Last Updated: Tuesday, January 11, 2011 | 10:52 PM ET
By Greg Weston CBC News
The pipeline's proposed route would run along the Mackenzie River Valley and through a number of remote Northwest Territories communities to northern Alberta. (Rick Bowmer/Associated Press)
After almost 40 years of conflict and controversy, the massive Mackenzie Valley gas pipeline project is expected to get final government approval as early as next week with one major caveat — no federal subsidies.
Senior government sources tell CBC News the federal cabinet will give a green light to the controversial $16-billion pipeline, possibly at its next meeting.
While government approval would cap four decades of studies and delays since the Mackenzie project was first proposed, the pipeline could remain a pipe dream for years to come.
Even with final federal approvals, the big issue now is whether the project still makes economic sense without hefty public subsidies the Conservative government is apparently unwilling to provide.

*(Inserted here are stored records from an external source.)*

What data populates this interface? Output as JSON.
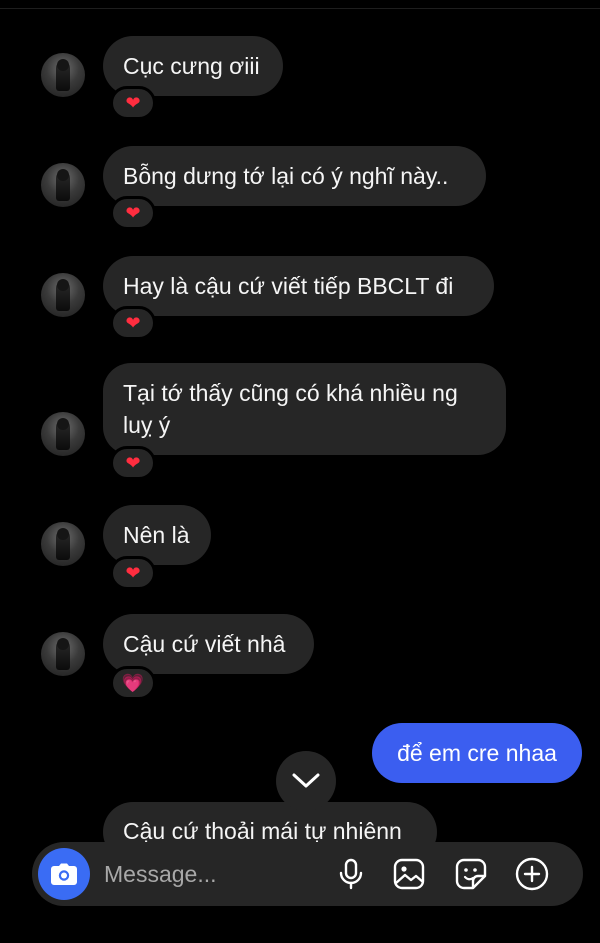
{
  "messages_received": [
    {
      "text": "Cục cưng ơiii",
      "reaction": "❤"
    },
    {
      "text": "Bỗng dưng tớ lại có ý nghĩ này..",
      "reaction": "❤"
    },
    {
      "text": "Hay là cậu cứ viết tiếp BBCLT đi",
      "reaction": "❤"
    },
    {
      "text": "Tại tớ thấy cũng có khá nhiều ng luỵ ý",
      "reaction": "❤"
    },
    {
      "text": "Nên là",
      "reaction": "❤"
    },
    {
      "text": "Cậu cứ viết nhâ",
      "reaction": "💗"
    }
  ],
  "message_sent": {
    "text": "để em cre nhaa"
  },
  "message_partial": {
    "text": "Cậu cứ thoải mái tự nhiênn"
  },
  "composer": {
    "placeholder": "Message...",
    "icons": [
      "camera-icon",
      "microphone-icon",
      "gallery-icon",
      "sticker-icon",
      "plus-icon"
    ]
  },
  "colors": {
    "background": "#000000",
    "received_bubble": "#262626",
    "sent_bubble": "#3b5ef0",
    "camera_button": "#3a6cf4",
    "heart_red": "#ff2d3f",
    "heart_pink": "#f06bb5"
  }
}
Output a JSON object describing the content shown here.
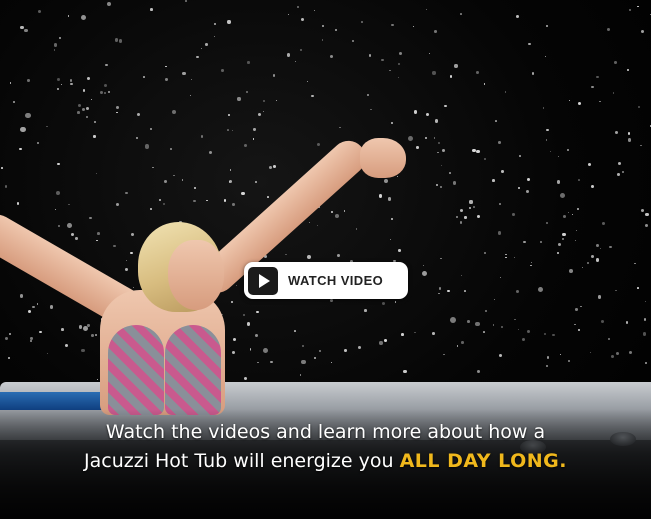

The 1,200-kilometre pipeline from the Beaufort Sea to northern Alberta is being proposed by a private consortium of corporations and aboriginal groups, headed by Imperial Oil.
Proponents of the project have long argued that governments should be paying partners, since the pipeline would provide a huge economic boost to the North, and create thousands of jobs both in the Arctic and among Canadian suppliers elsewhere across the country.
Read Full Post HERE